The International Baccalaureate (IB) Middle Years Program (MYP) is for students aged 11 to 16. The MYP builds on the knowledge and skills imparted in the Primary Years Program (PYP) and prepares students for the rigors of the Diploma Program (DP). But the MYP is not merely a stepping stone between the two. Studies show that MYP students routinely outscore non-MYP students on the IB diploma, as well as surpassing non-IB students on critical academic skills. While schools looking to acquire IB certifications have the option to choose merely one of the four IB programs, enrolling your child in a school that offers all three of the main IB World school programs is highly advisable. Although technically independent, each program tier builds on the knowledge and skills acquired throughout all the years of an IB World education.
The MYP in particular has demonstrated its capacity for instilling in students important non-academic qualities, like global awareness and civic-mindedness. MYP students complete one long-term project, the significance of which resides in the fact that they develop university-style skills: academic research, proposal writing, and individual thinking. With little teacher interference, students develop their own topic and are responsible for not just knowing their subject, but also knowing what they need to know to complete the assignment. Developing the cognizance to identify what they do not know is an important academic competence for developing research skills.
So there you have it! I hope you understand a little more about the MYP and about what I do 🙂 I love being the MYP Coordinator at my school, because I love witnessing the critical transition the students make in their learning and personal growth. Please let me know in the comments: what would your project proposal be about for your long-term project?
In 2012 French president François Hollande vowed to abolish homework as part of his education reforms. Many individual high schools in Germany and the United States are also experimenting with a ban on homework. And St. Jude’s Academy already has a “No Homework” policy in effect. This means that during class after the lesson, students are assigned follow-up questions to reinforce the understanding and learning of the concepts covered in class, which also allows teachers to evaluate which students require additional assistance. Students will not be assigned additional homework unless they did not use their time effectively during class.
So why is the international “No Homework” movement gaining momentum? Because administrators and educators are finally listening to science: studies frequently reveal that there are no academic benefits from homework for children. In fact, assigning homework can actually have negative implications. At best, homework wastes time for the high-achieving student who already understands the concepts being taught in class and is merely being assigned an additional redundant workload. At the worst, it frustrates and demoralizes struggling students who are condemned to spend hours alone at home fighting their way through problems they cannot receive assistance on until the next time they see their teacher. Homework is not productive, nor is it conducive to meaningful learning. Homework has been cited as an “energy zapper”, making children resentful towards learning, demoralized about their progress, and generally more stressed out. It can also burden parents, who are suddenly expected to take on the role of teacher when their children present them with an insurmountable set of math problems.
Abolishing homework frees up more time for children to de-stress and to engage in other noteworthy pursuits, like extracurriculars and sports outside of school.

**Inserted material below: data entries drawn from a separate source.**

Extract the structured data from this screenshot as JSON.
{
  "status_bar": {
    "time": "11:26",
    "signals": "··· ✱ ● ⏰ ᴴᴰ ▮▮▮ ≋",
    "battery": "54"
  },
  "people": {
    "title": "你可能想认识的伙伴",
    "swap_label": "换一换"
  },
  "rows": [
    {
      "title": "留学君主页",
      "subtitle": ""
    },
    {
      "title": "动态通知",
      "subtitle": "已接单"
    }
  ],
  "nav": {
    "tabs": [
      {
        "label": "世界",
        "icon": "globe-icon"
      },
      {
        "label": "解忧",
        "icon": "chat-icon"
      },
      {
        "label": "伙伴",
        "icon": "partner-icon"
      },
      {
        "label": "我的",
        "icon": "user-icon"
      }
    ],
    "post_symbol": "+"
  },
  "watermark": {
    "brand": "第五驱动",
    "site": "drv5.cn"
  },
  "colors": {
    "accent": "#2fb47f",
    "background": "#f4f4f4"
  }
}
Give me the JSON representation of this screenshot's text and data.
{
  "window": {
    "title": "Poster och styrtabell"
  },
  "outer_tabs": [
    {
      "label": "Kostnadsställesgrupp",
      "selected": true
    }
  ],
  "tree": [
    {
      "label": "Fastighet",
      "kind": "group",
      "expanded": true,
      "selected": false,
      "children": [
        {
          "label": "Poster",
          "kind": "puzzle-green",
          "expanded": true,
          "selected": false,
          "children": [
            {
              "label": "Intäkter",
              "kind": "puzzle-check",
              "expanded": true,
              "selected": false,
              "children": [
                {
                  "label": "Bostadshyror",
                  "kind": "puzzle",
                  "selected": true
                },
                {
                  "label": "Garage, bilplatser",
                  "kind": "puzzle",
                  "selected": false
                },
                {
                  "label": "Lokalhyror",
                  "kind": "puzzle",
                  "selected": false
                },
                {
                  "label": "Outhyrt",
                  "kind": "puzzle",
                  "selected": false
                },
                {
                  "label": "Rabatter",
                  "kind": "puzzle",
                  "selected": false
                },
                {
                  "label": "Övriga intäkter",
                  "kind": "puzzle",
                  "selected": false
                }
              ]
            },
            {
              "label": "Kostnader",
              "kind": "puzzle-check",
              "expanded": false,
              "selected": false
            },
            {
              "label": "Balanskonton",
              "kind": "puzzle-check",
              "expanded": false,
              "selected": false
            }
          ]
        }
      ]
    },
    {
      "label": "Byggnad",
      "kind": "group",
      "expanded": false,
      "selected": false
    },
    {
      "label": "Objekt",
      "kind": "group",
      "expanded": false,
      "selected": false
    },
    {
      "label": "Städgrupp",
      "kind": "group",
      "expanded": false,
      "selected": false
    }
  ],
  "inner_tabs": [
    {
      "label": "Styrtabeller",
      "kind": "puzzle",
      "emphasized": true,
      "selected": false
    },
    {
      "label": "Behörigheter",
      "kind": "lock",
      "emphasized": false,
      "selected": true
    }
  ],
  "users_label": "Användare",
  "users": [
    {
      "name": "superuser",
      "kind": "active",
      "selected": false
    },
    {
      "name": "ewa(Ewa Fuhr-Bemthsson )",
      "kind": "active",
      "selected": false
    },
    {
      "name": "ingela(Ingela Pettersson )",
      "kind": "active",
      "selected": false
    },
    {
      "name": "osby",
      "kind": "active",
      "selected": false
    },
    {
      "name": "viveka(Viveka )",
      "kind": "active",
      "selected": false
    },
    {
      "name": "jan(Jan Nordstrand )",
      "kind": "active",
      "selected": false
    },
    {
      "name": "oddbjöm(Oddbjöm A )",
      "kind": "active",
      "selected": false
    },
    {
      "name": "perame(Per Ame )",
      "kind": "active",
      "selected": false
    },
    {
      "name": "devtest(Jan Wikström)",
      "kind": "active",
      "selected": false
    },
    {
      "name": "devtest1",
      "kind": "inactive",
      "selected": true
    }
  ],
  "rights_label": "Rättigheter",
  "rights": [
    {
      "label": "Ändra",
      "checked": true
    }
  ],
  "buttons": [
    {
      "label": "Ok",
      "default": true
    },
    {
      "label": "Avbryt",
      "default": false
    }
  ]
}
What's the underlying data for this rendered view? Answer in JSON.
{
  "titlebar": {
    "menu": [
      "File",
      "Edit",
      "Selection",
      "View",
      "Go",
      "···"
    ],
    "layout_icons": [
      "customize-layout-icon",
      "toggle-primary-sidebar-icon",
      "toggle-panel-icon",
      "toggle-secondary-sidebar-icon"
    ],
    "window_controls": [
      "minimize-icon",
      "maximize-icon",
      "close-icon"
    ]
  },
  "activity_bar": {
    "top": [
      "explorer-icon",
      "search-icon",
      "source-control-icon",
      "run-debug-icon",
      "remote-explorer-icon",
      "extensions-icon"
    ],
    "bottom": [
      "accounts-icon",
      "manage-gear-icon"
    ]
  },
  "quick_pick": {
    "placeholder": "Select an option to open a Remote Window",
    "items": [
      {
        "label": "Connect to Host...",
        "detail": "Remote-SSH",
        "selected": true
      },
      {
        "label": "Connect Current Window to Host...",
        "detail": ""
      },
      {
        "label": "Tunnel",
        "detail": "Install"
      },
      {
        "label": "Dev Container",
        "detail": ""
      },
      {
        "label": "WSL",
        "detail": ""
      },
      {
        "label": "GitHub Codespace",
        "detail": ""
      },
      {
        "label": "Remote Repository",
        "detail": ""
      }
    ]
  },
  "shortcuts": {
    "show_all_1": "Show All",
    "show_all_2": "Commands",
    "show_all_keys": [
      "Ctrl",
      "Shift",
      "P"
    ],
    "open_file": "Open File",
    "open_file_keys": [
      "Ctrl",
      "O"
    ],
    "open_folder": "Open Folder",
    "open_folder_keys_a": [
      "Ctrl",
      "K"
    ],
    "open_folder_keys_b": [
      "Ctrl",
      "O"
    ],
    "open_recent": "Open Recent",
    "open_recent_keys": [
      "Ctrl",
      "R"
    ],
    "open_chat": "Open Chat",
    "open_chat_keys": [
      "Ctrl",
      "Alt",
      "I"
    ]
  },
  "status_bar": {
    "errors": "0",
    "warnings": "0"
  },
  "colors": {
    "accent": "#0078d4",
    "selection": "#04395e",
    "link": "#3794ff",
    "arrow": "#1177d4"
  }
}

Reducing the length of a lesson and increasing time for in-class work provides students with the opportunity to ask their teachers instead of their parents or paid tutors for help, and effectively reinforces the learning of new concepts.